I decided to read Inkheart after I saw the good ratings on Amazon, but sadly I found it to be a disappointing waste of time. Inspired by books and libraries, the story is about 12-year-old Meggie who grew up without her mother. Her father Mortimer works as a bookbinder and has been searching desperately for years for a copy of the book 'Inkheart' which, unknown to Meggie, is the key to bringing her mother back. One day a mysterious fire eater Dustfinger shows up at their home and Meggie soon realizes that her family has the rare gift of being able to read things in and out of a book. It turns out that the gift is also a curse, for when her father read Inkheart many years ago characters came out of the book and sent someone in their place, and that was how Meggie lost her mother when she was still a baby. Meanwhile the evil villain Capricorn whom Mo released from Inkheart is determined to stay in this world and wants to destroy every copy of the book to make sure he does. With Dustfinger's help, Mo and Meggie must do everything they can to stop Capricorn and bring Meggie's mother back.
What I really liked about Inkheart is that it is a book-inspired story. Book lovers will enjoy reading about Mo's work as a bookbinder which include sawing and stitching books together and making trips to cozy bookshops. It was a treat to read about the mansion of Meggie's aunt Elinor in Italy which was beautifully lined with books along almost every wall, particularly the breathtaking library. The whole story is a tribute to books, reading, writers, and the written word.
With Inkheart, the phrase "The pen is mightier than the sword" literally comes to life. Funke really does make you think WHAT IF the characters written in a book could come to life, what would it be like? You can't help but find that that desire in you when you were still a child to actually meet your favorite characters and see those magical places is suddenly tapped. What if?
Characters. As a father and husband, Mo's role in the book was inspiring in that he would do everything he can to protect Meggie and get his wife back. Though at times he could be unreasonable, such as when he wouldn't tell Meggie the truth about how she lost her mother, he would eventually redeem himself.
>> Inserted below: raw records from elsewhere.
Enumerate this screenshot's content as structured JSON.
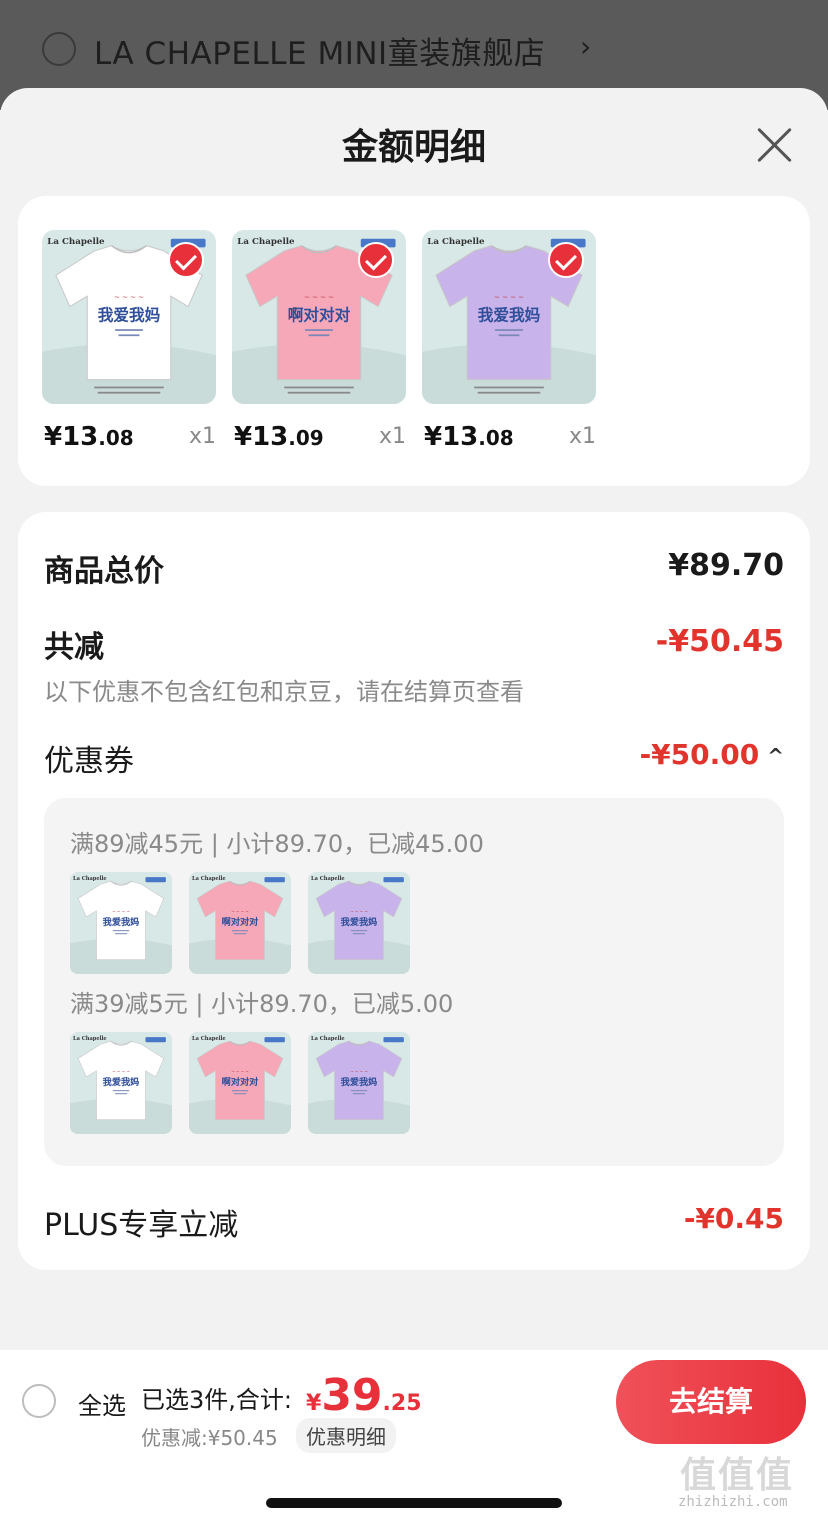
{
  "store": {
    "name": "LA CHAPELLE MINI童装旗舰店",
    "chevron": "›"
  },
  "sheet": {
    "title": "金额明细"
  },
  "products": [
    {
      "brand": "La Chapelle",
      "print": "我爱我妈",
      "price_int": "¥13",
      "price_dec": ".08",
      "qty": "x1",
      "color": "#ffffff",
      "checked": true
    },
    {
      "brand": "La Chapelle",
      "print": "啊对对对",
      "price_int": "¥13",
      "price_dec": ".09",
      "qty": "x1",
      "color": "#f6a7b8",
      "checked": true
    },
    {
      "brand": "La Chapelle",
      "print": "我爱我妈",
      "price_int": "¥13",
      "price_dec": ".08",
      "qty": "x1",
      "color": "#c8b3ea",
      "checked": true
    }
  ],
  "summary": {
    "total_label": "商品总价",
    "total_value": "¥89.70",
    "reduce_label": "共减",
    "reduce_value": "-¥50.45",
    "note": "以下优惠不包含红包和京豆，请在结算页查看",
    "coupon_label": "优惠券",
    "coupon_value": "-¥50.00",
    "coupon_caret": "^",
    "plus_label": "PLUS专享立减",
    "plus_value": "-¥0.45"
  },
  "coupon_tiers": [
    {
      "label": "满89减45元 | 小计89.70，已减45.00"
    },
    {
      "label": "满39减5元 | 小计89.70，已减5.00"
    }
  ],
  "bottom": {
    "select_all": "全选",
    "selected_text": "已选3件,合计:",
    "total_sym": "¥",
    "total_int": "39",
    "total_dec": ".25",
    "discount_text": "优惠减:¥50.45",
    "detail_link": "优惠明细",
    "checkout": "去结算"
  },
  "watermark": {
    "text": "zhizhizhi.com",
    "logo": "值值值"
  },
  "colors": {
    "accent": "#e8303a",
    "discount_red": "#e0342c"
  }
}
Aside from Harper Lee's To Kill a Mockingbird, few children's books actually give the father a central role in the story. Meggie, on the other hand, doesn't seem to think and act like a 12-year-old. Elinor's book-obsessed and practical no non-sense personality was one of the characters which I thought was well built. I also believe that Funke meant the villains to be truly evil as described several times in the book. But when you actually meet them and you think they were about to do something truly evil they would suddenly fall short, much to my disappointment.
Plot. The story is somewhat vague as to where the story actually takes place, but when Mo and Meggie visit Elinor it does mention that her house is in Italy. Once the story starts, the plot takes a lot of long and winding circular twists and turns instead of being a strong linear one that slowly builds to a climax. Events seem to happen back and forth (i.e. the characters are captured, then they escape, then captured again, then escape) without the story really progressing and doesn't give you the feel that the story is building up to a climax.
All in all, Inkheart can be a treat if you love reading about books, libraries, and adventure but requires your patience to be able to read through the long circular plot of this almost 600-page book. 3.5 stars.